Sometimes when I talk to people about the “Mall” in DC they really think I am talking about a shopping center. Then I tell them its America’s front lawn and ….I get the AHA moment .
There is a slate of turf folks involved in some capacity with this renovation including Dr. Peter Landshoot-Penn State, Dr Norm Hummel , Dr Mike Goatley- Virginia Tech Turfgrass – Mike and his folks are working on a study regarding turf protective coverings for events. Steve LeGros is helping with the fertility planning, etc… All great turf people.
The renovation will involve removing existing soils, amending them, adding drains and new irrigation and installing a few cisterns – Each are 150’ x 34’ wide x 10’tall. 250,000 gallons each and there are 2 in the 1st phase.
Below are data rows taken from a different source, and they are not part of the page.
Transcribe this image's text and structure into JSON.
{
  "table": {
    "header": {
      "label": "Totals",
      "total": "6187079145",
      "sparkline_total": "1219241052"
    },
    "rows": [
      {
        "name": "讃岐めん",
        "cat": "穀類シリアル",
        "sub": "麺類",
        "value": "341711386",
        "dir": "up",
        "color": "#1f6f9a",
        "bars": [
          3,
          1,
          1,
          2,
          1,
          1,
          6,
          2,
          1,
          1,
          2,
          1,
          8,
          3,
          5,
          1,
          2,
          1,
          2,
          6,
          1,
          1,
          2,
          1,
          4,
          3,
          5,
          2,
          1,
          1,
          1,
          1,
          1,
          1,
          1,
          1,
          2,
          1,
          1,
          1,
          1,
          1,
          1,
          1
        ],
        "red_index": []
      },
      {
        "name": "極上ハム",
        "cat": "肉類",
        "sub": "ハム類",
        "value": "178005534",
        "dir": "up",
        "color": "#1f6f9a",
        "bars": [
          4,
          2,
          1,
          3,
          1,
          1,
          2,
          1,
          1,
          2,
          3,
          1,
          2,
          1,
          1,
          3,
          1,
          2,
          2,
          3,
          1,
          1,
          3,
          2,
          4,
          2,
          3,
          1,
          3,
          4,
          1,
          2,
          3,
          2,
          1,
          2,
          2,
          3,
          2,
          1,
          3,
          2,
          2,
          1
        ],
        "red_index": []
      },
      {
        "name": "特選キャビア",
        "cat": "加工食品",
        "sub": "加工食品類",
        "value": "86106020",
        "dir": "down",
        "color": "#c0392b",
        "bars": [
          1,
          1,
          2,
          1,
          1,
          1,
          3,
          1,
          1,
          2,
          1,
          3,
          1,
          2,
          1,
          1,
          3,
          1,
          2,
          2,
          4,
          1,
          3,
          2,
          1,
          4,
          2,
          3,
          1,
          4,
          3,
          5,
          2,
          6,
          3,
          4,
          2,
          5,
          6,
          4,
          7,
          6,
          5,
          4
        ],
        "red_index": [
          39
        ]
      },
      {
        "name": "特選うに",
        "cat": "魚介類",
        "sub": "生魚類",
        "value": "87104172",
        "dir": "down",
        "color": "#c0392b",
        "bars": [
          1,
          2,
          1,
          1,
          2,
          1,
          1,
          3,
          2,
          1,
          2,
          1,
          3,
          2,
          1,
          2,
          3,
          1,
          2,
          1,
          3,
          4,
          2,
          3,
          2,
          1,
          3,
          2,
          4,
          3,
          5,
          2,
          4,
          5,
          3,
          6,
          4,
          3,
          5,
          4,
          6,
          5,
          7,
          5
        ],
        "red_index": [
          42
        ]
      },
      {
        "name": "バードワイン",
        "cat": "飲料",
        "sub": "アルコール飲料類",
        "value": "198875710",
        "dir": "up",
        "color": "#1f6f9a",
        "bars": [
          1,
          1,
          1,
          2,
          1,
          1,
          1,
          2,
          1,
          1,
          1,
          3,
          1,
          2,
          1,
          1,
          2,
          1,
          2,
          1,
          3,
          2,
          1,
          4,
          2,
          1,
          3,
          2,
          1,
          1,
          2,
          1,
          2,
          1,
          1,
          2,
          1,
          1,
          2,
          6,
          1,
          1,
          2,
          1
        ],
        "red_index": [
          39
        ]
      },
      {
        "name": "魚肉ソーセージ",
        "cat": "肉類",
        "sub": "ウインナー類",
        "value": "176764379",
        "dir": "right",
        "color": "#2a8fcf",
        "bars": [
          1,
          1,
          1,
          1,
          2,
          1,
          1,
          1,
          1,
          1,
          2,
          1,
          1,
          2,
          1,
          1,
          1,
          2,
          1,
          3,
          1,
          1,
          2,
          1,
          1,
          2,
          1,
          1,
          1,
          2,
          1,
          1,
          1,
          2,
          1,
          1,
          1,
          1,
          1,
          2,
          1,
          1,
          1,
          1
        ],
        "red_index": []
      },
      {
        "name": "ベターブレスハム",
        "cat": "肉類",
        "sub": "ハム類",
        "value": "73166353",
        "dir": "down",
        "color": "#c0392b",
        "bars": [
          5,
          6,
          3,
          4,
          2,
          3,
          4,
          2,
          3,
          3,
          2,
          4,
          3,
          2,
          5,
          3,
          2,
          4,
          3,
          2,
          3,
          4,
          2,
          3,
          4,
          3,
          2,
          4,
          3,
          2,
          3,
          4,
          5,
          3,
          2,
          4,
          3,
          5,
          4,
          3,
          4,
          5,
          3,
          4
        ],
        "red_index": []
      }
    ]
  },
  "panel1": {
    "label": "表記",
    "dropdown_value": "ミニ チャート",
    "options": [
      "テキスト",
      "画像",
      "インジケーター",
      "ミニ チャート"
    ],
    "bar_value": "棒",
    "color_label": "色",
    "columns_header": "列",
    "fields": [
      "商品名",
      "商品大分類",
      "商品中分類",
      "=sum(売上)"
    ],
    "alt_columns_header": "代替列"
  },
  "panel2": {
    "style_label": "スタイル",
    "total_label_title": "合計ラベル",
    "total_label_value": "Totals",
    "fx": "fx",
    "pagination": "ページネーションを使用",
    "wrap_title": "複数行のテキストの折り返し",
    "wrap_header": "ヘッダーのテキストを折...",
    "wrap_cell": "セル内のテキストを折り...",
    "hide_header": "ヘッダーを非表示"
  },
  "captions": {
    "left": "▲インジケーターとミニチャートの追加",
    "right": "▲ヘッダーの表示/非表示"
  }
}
Completely irrigated turf areas with an automatic system and a full underdrainage system that will assist in collecting the rain water to fill the cisterns . Seed selection was fun – After a full review of local seed varieties Peter and Steve narrowed down a 4 way blend of grass seed that everyone agreed on. 30% Wolfpack 2 Tall fescue, 30% Firenza Tall fescue, 30% Turbo Tall fescue and 10% P-105 Kentucky Bluegrass HOK is the Architect of record.
More to come as this project develops.